• Data excerpts:
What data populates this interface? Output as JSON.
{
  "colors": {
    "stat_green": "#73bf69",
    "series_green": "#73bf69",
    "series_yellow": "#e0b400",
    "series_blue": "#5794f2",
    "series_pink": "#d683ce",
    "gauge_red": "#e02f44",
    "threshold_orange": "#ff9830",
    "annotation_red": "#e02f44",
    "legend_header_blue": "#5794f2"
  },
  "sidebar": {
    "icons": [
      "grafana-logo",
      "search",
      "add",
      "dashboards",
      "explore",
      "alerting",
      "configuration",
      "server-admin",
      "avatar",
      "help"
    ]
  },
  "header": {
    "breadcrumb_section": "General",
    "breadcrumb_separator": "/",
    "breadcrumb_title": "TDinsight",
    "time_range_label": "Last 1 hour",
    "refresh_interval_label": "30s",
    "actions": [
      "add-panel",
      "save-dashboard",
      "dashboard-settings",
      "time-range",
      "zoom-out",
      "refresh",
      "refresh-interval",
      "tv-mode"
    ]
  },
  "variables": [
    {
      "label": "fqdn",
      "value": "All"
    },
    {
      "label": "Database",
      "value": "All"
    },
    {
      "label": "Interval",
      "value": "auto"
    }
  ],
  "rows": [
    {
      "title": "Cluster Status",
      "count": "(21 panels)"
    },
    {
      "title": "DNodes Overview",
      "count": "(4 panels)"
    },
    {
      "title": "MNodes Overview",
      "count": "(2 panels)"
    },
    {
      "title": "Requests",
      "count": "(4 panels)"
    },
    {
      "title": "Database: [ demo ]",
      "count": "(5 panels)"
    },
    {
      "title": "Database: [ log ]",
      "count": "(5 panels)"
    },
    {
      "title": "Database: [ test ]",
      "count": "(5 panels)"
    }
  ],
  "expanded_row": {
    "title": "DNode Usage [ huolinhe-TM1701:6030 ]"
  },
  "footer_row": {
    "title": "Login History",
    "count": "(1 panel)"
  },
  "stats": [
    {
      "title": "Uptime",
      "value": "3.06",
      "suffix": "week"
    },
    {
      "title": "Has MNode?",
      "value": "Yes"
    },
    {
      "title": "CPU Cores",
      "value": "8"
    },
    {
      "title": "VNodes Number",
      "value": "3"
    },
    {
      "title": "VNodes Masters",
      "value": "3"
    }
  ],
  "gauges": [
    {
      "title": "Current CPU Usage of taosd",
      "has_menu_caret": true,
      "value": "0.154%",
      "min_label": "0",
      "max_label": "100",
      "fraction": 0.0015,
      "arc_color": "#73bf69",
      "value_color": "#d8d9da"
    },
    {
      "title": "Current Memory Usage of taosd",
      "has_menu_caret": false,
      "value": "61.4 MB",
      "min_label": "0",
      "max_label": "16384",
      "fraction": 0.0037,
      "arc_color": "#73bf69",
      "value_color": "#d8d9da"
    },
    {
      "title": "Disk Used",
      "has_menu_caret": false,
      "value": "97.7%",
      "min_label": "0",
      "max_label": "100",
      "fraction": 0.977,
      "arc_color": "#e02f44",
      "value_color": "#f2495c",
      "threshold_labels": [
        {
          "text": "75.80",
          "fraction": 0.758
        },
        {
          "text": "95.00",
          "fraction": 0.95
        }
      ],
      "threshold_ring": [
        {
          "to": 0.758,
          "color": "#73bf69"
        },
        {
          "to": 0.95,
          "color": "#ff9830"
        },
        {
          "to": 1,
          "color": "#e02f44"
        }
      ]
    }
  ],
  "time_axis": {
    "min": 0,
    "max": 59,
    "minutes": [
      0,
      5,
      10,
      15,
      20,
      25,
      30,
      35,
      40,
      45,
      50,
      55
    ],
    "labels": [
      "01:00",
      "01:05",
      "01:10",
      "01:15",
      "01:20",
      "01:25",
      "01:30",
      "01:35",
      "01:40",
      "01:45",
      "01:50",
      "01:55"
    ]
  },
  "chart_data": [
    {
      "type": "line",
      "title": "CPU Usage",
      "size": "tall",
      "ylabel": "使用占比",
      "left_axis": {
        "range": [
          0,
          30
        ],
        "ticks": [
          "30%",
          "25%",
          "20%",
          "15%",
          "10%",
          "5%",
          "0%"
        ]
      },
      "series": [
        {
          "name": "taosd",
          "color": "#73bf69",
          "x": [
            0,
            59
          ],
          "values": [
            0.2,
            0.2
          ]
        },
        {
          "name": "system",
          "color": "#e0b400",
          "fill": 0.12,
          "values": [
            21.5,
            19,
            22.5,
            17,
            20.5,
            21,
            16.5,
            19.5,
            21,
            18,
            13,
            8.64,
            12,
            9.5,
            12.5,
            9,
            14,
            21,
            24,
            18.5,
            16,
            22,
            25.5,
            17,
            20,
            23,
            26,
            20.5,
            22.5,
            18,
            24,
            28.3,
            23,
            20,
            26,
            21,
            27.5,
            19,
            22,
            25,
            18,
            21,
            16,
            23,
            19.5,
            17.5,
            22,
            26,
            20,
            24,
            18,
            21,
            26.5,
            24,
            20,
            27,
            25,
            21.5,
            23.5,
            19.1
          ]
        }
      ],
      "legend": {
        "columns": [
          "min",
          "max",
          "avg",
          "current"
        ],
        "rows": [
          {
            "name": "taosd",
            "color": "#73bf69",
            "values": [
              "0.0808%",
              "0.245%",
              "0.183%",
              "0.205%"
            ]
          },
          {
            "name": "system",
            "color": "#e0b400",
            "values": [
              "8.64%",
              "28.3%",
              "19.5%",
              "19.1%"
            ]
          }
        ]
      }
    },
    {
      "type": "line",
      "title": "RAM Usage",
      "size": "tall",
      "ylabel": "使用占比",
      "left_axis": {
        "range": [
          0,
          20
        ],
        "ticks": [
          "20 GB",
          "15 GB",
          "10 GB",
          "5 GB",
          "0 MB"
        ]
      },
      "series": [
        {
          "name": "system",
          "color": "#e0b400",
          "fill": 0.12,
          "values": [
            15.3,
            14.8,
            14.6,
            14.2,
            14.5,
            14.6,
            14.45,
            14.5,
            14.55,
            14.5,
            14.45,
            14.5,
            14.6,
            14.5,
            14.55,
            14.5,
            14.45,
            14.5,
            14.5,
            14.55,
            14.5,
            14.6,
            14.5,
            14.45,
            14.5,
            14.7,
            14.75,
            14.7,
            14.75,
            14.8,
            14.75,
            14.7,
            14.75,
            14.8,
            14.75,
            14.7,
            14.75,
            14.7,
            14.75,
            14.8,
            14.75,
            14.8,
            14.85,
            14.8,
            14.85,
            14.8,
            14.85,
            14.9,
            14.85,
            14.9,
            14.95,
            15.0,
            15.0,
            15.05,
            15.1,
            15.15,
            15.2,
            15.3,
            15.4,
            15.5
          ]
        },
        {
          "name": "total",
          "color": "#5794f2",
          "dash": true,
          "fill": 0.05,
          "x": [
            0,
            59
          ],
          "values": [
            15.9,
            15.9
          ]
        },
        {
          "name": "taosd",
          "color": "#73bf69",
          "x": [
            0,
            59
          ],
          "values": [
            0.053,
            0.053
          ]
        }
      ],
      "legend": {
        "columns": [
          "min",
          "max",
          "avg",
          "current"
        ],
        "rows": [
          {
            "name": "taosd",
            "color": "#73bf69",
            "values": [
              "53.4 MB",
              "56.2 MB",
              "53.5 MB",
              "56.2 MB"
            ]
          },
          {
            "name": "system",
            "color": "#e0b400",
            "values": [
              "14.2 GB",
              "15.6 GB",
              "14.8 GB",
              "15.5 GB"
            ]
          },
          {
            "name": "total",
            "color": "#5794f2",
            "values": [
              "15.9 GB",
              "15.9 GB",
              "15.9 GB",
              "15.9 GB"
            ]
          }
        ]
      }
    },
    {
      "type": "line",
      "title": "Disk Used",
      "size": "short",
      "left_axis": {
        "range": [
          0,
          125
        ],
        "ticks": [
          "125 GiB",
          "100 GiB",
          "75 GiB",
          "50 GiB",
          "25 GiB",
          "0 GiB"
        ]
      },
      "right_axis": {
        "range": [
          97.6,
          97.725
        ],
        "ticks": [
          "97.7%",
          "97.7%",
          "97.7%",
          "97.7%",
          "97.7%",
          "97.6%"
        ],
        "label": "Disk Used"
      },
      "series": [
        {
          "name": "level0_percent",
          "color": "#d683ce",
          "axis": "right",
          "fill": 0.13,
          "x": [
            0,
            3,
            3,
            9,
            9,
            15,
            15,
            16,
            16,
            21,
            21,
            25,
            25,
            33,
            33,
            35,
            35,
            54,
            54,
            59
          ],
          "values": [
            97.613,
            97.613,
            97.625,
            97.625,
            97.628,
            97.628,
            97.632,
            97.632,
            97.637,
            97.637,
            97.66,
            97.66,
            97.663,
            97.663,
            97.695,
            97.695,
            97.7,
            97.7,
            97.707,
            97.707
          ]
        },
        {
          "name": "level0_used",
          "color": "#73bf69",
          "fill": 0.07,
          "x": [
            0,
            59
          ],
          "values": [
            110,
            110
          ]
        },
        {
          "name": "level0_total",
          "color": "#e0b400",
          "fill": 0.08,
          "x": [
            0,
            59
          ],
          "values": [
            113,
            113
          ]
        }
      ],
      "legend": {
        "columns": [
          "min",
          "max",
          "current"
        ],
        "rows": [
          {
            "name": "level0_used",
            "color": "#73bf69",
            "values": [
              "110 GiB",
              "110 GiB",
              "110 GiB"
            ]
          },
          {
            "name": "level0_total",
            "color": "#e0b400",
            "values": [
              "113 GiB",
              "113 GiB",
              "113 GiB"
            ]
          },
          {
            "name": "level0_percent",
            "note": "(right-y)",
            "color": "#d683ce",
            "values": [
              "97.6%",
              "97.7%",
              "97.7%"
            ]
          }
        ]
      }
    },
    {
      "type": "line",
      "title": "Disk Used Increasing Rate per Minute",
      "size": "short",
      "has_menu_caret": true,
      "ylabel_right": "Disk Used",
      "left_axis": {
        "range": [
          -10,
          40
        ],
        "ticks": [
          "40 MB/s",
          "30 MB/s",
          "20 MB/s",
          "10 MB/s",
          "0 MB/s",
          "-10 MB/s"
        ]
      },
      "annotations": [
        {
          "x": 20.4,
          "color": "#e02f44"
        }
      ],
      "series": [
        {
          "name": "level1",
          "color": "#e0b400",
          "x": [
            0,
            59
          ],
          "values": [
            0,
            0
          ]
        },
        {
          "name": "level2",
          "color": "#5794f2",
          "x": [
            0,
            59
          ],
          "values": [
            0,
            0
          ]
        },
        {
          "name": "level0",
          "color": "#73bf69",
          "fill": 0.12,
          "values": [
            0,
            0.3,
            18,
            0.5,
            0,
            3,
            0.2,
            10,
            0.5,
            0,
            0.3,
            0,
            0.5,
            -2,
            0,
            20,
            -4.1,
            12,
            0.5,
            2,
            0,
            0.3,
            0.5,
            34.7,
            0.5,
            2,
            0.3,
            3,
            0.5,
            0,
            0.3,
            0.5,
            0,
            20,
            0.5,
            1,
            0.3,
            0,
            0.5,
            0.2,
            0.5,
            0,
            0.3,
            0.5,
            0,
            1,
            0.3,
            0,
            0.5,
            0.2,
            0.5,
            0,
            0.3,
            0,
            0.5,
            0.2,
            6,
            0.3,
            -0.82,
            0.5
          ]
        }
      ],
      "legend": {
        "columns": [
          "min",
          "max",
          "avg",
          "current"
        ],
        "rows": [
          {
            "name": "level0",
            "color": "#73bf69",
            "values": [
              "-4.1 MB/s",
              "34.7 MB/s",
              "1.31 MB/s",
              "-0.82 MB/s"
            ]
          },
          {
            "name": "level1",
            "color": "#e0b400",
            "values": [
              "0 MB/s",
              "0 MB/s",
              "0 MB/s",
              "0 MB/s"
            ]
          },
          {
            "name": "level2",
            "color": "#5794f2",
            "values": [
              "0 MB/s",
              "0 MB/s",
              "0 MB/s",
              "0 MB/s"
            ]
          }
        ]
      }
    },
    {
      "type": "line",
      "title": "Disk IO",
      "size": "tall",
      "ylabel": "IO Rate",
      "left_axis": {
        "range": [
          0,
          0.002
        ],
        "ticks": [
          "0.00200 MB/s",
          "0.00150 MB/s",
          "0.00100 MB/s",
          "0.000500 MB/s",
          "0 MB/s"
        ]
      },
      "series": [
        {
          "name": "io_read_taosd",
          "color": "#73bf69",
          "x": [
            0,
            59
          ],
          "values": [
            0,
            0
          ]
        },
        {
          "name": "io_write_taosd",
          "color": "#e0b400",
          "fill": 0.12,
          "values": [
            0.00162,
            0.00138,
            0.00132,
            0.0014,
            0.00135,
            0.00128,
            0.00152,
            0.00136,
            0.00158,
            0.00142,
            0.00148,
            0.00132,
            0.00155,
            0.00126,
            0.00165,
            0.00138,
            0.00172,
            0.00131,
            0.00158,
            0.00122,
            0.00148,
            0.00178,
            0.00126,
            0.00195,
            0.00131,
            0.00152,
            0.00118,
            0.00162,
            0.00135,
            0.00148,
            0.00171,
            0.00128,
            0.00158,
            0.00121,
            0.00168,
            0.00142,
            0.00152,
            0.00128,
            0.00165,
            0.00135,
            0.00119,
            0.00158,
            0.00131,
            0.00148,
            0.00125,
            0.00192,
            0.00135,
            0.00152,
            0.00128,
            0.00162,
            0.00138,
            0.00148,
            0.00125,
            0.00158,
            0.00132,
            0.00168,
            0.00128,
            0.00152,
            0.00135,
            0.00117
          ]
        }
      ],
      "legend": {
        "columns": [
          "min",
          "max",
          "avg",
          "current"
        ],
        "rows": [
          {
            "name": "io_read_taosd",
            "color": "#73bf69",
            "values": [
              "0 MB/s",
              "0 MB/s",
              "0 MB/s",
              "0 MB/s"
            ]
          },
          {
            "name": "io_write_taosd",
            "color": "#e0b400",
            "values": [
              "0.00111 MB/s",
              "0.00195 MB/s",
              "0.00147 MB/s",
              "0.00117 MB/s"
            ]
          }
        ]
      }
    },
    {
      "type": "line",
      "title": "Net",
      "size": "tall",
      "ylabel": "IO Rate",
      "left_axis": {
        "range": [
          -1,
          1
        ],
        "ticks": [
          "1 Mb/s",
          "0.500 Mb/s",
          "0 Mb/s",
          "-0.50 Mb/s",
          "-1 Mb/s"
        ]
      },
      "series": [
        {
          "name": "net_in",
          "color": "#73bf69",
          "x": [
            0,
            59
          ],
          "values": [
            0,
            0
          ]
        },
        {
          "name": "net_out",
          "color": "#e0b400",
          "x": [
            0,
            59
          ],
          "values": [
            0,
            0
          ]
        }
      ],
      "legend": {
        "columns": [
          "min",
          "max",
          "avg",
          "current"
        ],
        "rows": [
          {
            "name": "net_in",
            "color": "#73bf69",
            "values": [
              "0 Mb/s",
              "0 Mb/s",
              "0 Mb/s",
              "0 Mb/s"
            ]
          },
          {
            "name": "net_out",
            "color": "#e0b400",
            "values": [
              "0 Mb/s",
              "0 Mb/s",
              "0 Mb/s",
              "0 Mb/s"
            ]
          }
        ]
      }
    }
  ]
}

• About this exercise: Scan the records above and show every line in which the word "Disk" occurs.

• Result for this exercise:
      "title": "Disk Used",
      "title": "Disk Used",
        "label": "Disk Used"
      "title": "Disk Used Increasing Rate per Minute",
      "ylabel_right": "Disk Used",
      "title": "Disk IO",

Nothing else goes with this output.